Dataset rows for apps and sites
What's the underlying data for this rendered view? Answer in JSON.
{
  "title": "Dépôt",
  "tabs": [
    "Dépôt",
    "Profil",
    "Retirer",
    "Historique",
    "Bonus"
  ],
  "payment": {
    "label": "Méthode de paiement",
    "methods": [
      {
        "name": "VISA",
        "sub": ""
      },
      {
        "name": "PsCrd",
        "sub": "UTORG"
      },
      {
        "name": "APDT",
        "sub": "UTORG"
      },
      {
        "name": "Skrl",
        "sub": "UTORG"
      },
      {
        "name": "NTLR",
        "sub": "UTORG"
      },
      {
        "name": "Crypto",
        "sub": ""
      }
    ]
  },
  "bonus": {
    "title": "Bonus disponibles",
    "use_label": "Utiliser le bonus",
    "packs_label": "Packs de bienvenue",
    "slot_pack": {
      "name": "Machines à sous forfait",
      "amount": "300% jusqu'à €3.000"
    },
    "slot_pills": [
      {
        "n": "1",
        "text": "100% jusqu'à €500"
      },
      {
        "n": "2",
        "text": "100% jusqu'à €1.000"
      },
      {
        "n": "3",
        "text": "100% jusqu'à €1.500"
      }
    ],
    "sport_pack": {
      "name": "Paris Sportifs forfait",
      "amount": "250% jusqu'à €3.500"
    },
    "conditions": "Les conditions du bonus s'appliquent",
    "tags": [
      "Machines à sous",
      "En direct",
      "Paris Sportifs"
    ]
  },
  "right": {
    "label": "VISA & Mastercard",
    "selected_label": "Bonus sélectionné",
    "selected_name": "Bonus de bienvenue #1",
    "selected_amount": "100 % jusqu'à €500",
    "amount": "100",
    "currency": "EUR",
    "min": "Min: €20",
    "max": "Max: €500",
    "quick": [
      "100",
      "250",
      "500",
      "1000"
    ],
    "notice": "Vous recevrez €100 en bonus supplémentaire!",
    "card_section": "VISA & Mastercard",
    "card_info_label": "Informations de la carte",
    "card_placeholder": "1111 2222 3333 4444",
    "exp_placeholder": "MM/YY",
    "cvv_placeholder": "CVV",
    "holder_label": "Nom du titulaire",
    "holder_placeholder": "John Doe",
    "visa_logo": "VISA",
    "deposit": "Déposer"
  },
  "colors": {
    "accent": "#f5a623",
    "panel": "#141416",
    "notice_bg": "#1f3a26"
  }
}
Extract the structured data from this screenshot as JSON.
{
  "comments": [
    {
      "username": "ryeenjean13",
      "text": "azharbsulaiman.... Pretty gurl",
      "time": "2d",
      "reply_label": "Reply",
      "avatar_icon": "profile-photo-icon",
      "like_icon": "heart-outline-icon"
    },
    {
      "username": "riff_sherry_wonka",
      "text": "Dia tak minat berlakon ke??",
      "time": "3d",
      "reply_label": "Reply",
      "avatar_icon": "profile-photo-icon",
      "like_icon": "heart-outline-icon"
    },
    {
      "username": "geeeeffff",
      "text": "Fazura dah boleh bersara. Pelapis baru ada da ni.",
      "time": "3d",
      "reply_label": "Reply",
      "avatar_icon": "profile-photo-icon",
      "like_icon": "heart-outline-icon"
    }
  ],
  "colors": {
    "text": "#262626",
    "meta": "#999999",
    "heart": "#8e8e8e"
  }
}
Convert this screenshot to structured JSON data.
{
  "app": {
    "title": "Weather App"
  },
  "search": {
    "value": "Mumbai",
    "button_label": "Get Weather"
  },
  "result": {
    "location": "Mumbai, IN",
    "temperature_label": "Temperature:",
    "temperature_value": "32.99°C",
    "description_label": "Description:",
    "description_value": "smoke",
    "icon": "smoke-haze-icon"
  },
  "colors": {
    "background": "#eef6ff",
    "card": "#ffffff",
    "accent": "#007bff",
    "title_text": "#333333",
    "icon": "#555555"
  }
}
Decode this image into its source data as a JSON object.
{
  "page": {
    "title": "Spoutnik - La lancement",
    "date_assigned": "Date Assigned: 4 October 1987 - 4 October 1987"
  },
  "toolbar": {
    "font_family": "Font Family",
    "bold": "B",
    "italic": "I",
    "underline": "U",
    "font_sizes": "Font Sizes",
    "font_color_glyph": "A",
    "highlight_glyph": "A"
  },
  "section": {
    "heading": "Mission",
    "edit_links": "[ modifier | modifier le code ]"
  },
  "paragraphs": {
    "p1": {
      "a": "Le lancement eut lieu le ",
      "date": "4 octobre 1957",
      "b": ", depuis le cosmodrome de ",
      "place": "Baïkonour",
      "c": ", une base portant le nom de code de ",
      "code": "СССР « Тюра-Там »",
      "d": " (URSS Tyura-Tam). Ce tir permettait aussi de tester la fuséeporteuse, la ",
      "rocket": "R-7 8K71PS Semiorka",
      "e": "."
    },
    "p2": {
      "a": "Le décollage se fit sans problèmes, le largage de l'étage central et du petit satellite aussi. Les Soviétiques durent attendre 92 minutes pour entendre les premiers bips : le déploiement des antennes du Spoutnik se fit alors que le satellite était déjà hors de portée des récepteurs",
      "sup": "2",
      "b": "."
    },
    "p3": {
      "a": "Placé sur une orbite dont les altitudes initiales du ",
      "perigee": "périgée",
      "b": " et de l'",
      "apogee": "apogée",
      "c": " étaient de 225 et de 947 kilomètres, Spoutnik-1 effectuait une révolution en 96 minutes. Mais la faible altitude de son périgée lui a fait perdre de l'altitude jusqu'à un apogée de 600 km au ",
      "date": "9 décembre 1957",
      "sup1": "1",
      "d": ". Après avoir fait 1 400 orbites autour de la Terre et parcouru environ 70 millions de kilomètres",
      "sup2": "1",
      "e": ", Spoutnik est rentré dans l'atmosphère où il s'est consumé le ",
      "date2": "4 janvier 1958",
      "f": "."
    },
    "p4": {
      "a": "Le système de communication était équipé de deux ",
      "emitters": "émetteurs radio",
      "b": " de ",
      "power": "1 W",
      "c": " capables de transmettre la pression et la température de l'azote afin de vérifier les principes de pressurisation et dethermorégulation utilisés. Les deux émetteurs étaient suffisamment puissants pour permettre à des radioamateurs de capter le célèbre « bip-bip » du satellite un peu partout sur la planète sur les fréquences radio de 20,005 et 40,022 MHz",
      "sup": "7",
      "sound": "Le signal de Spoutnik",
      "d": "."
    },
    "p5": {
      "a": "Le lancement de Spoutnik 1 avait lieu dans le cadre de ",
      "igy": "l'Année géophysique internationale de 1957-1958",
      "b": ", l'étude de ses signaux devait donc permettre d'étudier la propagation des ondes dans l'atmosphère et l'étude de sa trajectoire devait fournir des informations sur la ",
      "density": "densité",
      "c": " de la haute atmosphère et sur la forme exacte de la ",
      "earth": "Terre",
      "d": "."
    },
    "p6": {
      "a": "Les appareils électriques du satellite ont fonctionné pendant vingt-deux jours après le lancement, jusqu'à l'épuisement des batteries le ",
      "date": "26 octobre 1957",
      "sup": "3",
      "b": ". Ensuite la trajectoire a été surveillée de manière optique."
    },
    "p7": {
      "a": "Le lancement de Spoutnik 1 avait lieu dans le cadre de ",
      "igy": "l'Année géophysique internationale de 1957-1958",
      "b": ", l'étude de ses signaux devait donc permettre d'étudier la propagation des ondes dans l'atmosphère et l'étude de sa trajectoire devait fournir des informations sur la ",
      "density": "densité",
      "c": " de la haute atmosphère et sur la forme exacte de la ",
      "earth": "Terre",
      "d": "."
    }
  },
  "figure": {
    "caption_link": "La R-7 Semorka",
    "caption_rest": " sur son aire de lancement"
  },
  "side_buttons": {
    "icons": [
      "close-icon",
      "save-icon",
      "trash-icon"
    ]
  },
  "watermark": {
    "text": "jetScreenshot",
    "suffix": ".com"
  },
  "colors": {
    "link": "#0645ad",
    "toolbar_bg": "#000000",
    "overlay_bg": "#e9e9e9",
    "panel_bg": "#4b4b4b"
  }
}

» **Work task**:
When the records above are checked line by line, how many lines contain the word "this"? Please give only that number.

» **Result below**:
4